“I would like to express my gratitude and appreciation to all those involved in my care. Particularly Dr Aisha Ahmed, my GP, who made the early diagnosis and Mr Stuart Winter and all the members of his team for their excellent care over every step of the clinical process.”
The PATHOS trial is supported by the NIHR Clinical Research Network Thames Valley and South Midlands (CRN), which is part of the National Institute for Health Research, a Department of Health-funded organisation that provides funding to get trials up and running in the health service. The trial is funded by Cancer Research UK and sponsored by Velindre NHS Trust.
Stuart Winter, the ENT clinical research speciality lead at the CRN, said: “This trial will help us to judge how best to preserve swallowing functions in those treated with surgery and then radiotherapy or chemotherapy.

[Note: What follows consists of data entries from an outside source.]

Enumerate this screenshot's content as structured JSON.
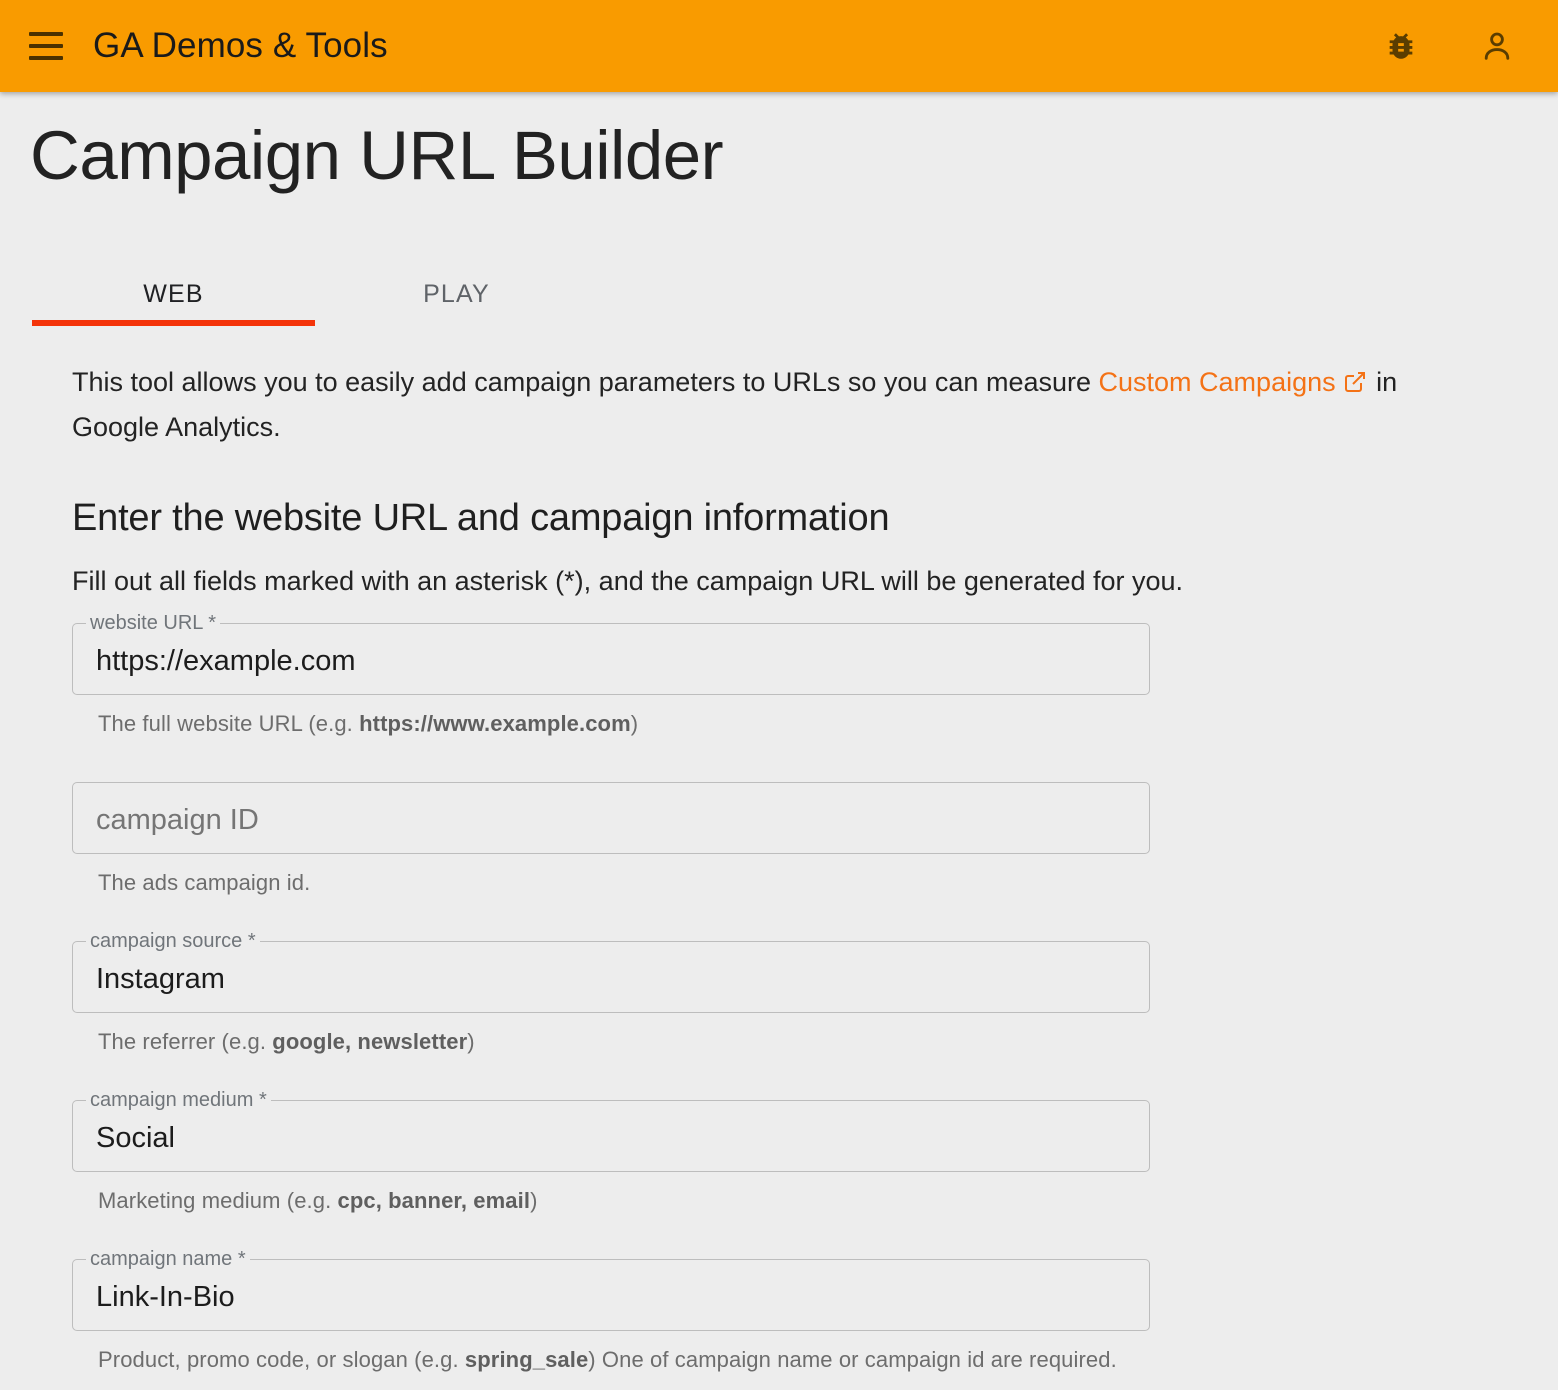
{
  "appbar": {
    "menu_icon": "hamburger-menu-icon",
    "title": "GA Demos & Tools",
    "bug_icon": "bug-report-icon",
    "account_icon": "account-person-icon"
  },
  "page": {
    "title": "Campaign URL Builder"
  },
  "tabs": [
    {
      "label": "WEB",
      "active": true
    },
    {
      "label": "PLAY",
      "active": false
    }
  ],
  "intro": {
    "before_link": "This tool allows you to easily add campaign parameters to URLs so you can measure ",
    "link_text": "Custom Campaigns",
    "link_icon": "open-in-new-icon",
    "after_link": " in Google Analytics."
  },
  "section": {
    "heading": "Enter the website URL and campaign information",
    "subheading": "Fill out all fields marked with an asterisk (*), and the campaign URL will be generated for you."
  },
  "fields": [
    {
      "name": "website-url",
      "label": "website URL *",
      "placeholder": "website URL *",
      "value": "https://example.com",
      "has_value": true,
      "hint_prefix": "The full website URL (e.g. ",
      "hint_bold": "https://www.example.com",
      "hint_suffix": ")"
    },
    {
      "name": "campaign-id",
      "label": "campaign ID",
      "placeholder": "campaign ID",
      "value": "",
      "has_value": false,
      "hint_prefix": "The ads campaign id.",
      "hint_bold": "",
      "hint_suffix": ""
    },
    {
      "name": "campaign-source",
      "label": "campaign source *",
      "placeholder": "campaign source *",
      "value": "Instagram",
      "has_value": true,
      "hint_prefix": "The referrer (e.g. ",
      "hint_bold": "google, newsletter",
      "hint_suffix": ")"
    },
    {
      "name": "campaign-medium",
      "label": "campaign medium *",
      "placeholder": "campaign medium *",
      "value": "Social",
      "has_value": true,
      "hint_prefix": "Marketing medium (e.g. ",
      "hint_bold": "cpc, banner, email",
      "hint_suffix": ")"
    },
    {
      "name": "campaign-name",
      "label": "campaign name *",
      "placeholder": "campaign name *",
      "value": "Link-In-Bio",
      "has_value": true,
      "hint_prefix": "Product, promo code, or slogan (e.g. ",
      "hint_bold": "spring_sale",
      "hint_suffix": ") One of campaign name or campaign id are required."
    }
  ],
  "colors": {
    "appbar": "#f99b00",
    "tab_indicator": "#f4340a",
    "link": "#f47216",
    "background": "#ededed",
    "field_border": "#bdbdbd"
  }
}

“The aim is to see if by modifying or reducing those treatments we can maximise function outcomes as well as survival ones.
“Being able to offer our patients the option of a trial has been hugely rewarding.
“This really allows us to involve patients in the decision making progress and talk to them in depth about their cancer care.”
Julianne Hollidge, research nurse at the Churchill Hospital, said: “Swallowing is such a basic function that we take it for granted until it is affected. Once that happens the impact on our everyday life can be difficult to deal with as it may affect the voice and the ability to eat and drink normally.
“If PATHOS is able to demonstrate that reduced treatment is accompanied by a continued successful outcome to treatment then the quality of everyday life for these people will be considerably better.”
For Cancer Research UK trials seeking volunteers visit http://www.cancerresearchuk.org/about-cancer/find-a-clinical-trial.
The Reading drop-in event has also been organised by the CRN and will be in the Victoria Hall at Reading Town Hall, a three minute walk from the train station. No booking is required. Disabled access is available.
Research helps develop better treatments to improve NHS care to save lives and improve quality of life.
This includes testing new drugs and other interventions and ways to use existing treatments to best effect.
Patients are encouraged to ask their doctor about research opportunities and view trials seeking volunteers at The UK Clinical Trials Gateway www.ukctg.nihr.ac.uk.